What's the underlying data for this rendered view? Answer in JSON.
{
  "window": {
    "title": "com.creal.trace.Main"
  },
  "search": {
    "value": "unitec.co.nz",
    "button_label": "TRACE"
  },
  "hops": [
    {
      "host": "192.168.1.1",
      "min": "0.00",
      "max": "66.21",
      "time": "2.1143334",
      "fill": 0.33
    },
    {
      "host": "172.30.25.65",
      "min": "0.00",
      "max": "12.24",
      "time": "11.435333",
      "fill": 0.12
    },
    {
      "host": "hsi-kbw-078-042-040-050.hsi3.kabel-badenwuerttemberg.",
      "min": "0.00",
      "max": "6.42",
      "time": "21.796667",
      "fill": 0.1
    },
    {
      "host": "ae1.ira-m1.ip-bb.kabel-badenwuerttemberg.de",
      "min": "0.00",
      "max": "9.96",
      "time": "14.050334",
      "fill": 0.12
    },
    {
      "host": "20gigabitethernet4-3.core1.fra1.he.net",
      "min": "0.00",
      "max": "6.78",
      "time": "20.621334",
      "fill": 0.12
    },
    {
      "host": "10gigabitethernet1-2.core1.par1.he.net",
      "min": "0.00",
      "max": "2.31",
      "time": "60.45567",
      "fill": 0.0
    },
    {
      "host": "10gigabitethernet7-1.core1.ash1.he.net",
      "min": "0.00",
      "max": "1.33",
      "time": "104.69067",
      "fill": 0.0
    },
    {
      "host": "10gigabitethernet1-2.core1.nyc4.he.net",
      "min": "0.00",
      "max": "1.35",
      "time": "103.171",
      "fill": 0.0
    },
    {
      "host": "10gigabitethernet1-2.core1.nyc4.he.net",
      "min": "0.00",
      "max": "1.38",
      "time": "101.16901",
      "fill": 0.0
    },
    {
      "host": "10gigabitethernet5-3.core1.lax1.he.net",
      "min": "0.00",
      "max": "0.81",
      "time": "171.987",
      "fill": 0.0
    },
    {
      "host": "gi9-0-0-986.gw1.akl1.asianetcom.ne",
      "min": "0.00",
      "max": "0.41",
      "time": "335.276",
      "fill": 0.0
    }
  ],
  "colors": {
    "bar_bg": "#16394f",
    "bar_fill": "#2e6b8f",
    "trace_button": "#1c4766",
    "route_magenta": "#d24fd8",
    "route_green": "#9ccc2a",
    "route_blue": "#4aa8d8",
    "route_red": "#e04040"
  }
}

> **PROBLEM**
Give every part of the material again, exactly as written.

> **ANSWER TO THE EXERCISE**
What's the underlying data for this rendered view? Answer in JSON.
{
  "window": {
    "title": "com.creal.trace.Main"
  },
  "search": {
    "value": "unitec.co.nz",
    "button_label": "TRACE"
  },
  "hops": [
    {
      "host": "192.168.1.1",
      "min": "0.00",
      "max": "66.21",
      "time": "2.1143334",
      "fill": 0.33
    },
    {
      "host": "172.30.25.65",
      "min": "0.00",
      "max": "12.24",
      "time": "11.435333",
      "fill": 0.12
    },
    {
      "host": "hsi-kbw-078-042-040-050.hsi3.kabel-badenwuerttemberg.",
      "min": "0.00",
      "max": "6.42",
      "time": "21.796667",
      "fill": 0.1
    },
    {
      "host": "ae1.ira-m1.ip-bb.kabel-badenwuerttemberg.de",
      "min": "0.00",
      "max": "9.96",
      "time": "14.050334",
      "fill": 0.12
    },
    {
      "host": "20gigabitethernet4-3.core1.fra1.he.net",
      "min": "0.00",
      "max": "6.78",
      "time": "20.621334",
      "fill": 0.12
    },
    {
      "host": "10gigabitethernet1-2.core1.par1.he.net",
      "min": "0.00",
      "max": "2.31",
      "time": "60.45567",
      "fill": 0.0
    },
    {
      "host": "10gigabitethernet7-1.core1.ash1.he.net",
      "min": "0.00",
      "max": "1.33",
      "time": "104.69067",
      "fill": 0.0
    },
    {
      "host": "10gigabitethernet1-2.core1.nyc4.he.net",
      "min": "0.00",
      "max": "1.35",
      "time": "103.171",
      "fill": 0.0
    },
    {
      "host": "10gigabitethernet1-2.core1.nyc4.he.net",
      "min": "0.00",
      "max": "1.38",
      "time": "101.16901",
      "fill": 0.0
    },
    {
      "host": "10gigabitethernet5-3.core1.lax1.he.net",
      "min": "0.00",
      "max": "0.81",
      "time": "171.987",
      "fill": 0.0
    },
    {
      "host": "gi9-0-0-986.gw1.akl1.asianetcom.ne",
      "min": "0.00",
      "max": "0.41",
      "time": "335.276",
      "fill": 0.0
    }
  ],
  "colors": {
    "bar_bg": "#16394f",
    "bar_fill": "#2e6b8f",
    "trace_button": "#1c4766",
    "route_magenta": "#d24fd8",
    "route_green": "#9ccc2a",
    "route_blue": "#4aa8d8",
    "route_red": "#e04040"
  }
}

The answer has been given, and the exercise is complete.